So what is the relevance of all that here? Well, in the lately passed Criminal Justice and Licensing (Scotland) Act 2010, two relevant provisions are made. Firstly, as usual, ministers are empowered to issue commencement orders to bring most of the other sections into effect. Secondly, Holyrood sanctioned the new offence of threatening or abusive behaviour which would almost certainly apply and criminalise David Hatcher's conduct, lately legalised by the High Court. The section reads thus:
38 Threatening or abusive behaviour
(1) A person (“A”) commits an offence if—(a) A behaves in a threatening or abusive manner,(b) the behaviour would be likely to cause a reasonable person to suffer fear or alarm, and(c) A intends by the behaviour to cause fear or alarm or is reckless as to whether the behaviour would cause fear or alarm.
(2) It is a defence for a person charged with an offence under subsection (1) to show that the behaviour was, in the particular circumstances, reasonable.
(3) Subsection (1) applies to—(a) behaviour of any kind including, in particular, things said or otherwise communicated as well as things done, and(b) behaviour consisting of—(i) a single act, or(ii) a course of conduct.
(4) A person guilty of an offence under subsection (1) is liable—(a) on conviction on indictment, to imprisonment for a term not exceeding 5 years, or to a fine, or to both, or(b) on summary conviction, to imprisonment for a term not exceeding 12 months, or to a fine not exceeding the statutory maximum, or to both.

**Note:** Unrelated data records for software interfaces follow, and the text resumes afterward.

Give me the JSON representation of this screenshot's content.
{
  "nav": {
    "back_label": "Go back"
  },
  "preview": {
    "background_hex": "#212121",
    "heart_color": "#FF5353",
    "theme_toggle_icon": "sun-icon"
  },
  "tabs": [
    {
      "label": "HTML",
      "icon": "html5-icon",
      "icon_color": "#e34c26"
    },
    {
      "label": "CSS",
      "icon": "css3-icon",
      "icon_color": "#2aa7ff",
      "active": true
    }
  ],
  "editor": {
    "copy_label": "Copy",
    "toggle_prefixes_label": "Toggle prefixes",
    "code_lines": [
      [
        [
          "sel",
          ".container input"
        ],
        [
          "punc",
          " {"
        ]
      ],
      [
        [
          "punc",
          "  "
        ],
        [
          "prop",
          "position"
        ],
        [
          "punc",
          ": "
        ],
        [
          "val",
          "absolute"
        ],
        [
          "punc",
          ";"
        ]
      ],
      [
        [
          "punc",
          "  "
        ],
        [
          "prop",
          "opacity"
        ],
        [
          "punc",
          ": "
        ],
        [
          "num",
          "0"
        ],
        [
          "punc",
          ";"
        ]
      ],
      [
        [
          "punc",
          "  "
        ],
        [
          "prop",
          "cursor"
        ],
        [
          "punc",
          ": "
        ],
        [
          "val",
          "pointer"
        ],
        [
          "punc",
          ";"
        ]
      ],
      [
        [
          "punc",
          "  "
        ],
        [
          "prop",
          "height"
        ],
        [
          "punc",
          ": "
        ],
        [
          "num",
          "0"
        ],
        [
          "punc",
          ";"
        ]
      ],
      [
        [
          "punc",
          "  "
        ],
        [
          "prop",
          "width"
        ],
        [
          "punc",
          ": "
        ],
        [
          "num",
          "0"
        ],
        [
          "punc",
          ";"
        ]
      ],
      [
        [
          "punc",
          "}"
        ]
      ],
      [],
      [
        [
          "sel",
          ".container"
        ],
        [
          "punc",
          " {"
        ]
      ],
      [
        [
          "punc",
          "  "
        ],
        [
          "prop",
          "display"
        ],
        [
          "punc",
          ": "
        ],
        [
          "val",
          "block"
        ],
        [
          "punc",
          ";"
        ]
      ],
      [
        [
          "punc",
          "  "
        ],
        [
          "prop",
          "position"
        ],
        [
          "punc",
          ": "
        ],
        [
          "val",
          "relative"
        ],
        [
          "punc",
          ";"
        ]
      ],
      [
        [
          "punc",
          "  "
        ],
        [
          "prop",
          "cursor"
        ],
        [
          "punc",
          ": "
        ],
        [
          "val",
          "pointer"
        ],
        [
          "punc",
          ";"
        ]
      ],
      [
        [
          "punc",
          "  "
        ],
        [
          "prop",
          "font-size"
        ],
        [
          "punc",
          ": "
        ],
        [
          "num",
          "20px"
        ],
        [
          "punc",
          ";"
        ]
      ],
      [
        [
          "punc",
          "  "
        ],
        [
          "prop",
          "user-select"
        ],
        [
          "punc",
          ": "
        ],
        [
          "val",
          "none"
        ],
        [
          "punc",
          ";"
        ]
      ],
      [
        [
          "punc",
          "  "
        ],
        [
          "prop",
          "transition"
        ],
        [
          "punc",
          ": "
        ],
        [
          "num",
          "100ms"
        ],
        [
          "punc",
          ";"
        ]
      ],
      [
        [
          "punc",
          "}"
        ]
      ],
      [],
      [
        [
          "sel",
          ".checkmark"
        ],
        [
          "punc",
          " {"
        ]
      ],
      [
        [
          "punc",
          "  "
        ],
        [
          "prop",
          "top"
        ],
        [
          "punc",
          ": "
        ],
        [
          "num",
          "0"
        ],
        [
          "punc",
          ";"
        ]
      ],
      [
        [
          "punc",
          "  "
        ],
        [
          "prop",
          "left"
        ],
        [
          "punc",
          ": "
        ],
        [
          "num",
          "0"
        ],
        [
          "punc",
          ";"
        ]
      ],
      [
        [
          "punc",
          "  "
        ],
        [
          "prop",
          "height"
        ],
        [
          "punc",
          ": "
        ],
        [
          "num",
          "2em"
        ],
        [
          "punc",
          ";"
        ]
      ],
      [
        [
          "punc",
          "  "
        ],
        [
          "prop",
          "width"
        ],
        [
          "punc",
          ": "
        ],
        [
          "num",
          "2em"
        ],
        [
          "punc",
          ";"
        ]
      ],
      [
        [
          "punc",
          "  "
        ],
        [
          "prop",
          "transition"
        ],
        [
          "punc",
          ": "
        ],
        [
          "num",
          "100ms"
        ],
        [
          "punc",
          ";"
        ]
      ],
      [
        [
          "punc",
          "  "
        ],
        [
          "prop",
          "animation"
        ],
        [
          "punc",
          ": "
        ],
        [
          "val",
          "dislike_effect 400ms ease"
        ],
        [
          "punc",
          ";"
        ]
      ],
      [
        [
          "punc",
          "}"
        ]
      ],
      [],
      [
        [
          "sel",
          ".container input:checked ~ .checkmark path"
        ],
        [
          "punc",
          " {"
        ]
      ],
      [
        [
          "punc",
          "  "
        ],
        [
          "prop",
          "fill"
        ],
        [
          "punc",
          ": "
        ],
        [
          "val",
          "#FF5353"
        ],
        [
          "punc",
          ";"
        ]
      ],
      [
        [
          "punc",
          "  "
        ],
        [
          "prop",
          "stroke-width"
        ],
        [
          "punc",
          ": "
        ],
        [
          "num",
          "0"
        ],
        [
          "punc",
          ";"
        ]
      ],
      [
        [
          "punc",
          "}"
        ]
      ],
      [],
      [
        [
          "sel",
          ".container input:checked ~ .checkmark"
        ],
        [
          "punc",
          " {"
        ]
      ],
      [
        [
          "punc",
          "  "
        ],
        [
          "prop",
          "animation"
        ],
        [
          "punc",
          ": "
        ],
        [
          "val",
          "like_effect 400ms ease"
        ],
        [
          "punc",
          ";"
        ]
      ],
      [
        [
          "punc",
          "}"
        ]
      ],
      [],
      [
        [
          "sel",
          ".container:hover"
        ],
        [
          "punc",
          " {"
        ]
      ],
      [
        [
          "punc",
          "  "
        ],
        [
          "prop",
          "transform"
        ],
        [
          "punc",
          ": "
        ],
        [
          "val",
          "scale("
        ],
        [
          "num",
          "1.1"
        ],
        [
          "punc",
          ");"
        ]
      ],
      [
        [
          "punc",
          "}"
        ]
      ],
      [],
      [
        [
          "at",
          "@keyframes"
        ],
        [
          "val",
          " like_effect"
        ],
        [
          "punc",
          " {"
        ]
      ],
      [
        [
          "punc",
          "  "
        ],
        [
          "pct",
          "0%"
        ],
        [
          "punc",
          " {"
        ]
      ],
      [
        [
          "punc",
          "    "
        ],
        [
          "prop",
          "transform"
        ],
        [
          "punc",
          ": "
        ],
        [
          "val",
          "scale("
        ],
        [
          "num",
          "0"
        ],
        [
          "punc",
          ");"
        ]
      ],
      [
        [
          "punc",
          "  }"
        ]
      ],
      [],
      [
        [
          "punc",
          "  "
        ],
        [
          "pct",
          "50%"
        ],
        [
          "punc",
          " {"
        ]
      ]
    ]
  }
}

The breadth of this offence is certainly not without its concerns for the liberally minded. However, if a whole range of individuals like Mrs Hatcher are not to face abuse without legal recourse, it seemed and seems to me to be crucial that pressure be put on Ministers to speedily issue a commencement order for section 38 and lay it before Holyrood. You can imagine my concern, then, that the issue raised by Hatcher received no real airing in the public forum that might prove to be a spur to action, if Ministers hadn't been paying full attention. Happily, it seems that despite our clueless and inattentive media, someone knows their business and has paid attention to the implications of the Justiciary's ridicious decision in Hatcher. I'm informed that both Elish Angiolini, the Lord Advocate and the Minister for Community Safety Fergus Ewing were yesterday speaking at the annual conference of Scottish Women's Aid, which aptly enough met to discuss justice responses to domestic abuse. The Manager of Scottish Women's Aid tells me that the speakers confirmed that it is their intention that section 38 will speedily commence from the 6th of October. Hatcher's shameful lacuna will be filled in, in timely fashion. I've seen no official confirmation of this yet, but no doubt the order will be put before Holyrood in due course. A welcome result then, but one realised in the face of the continuing lazy indifference of the Scottish media, who seem to leave every sinew unstrained in the pursuit of truth and justice.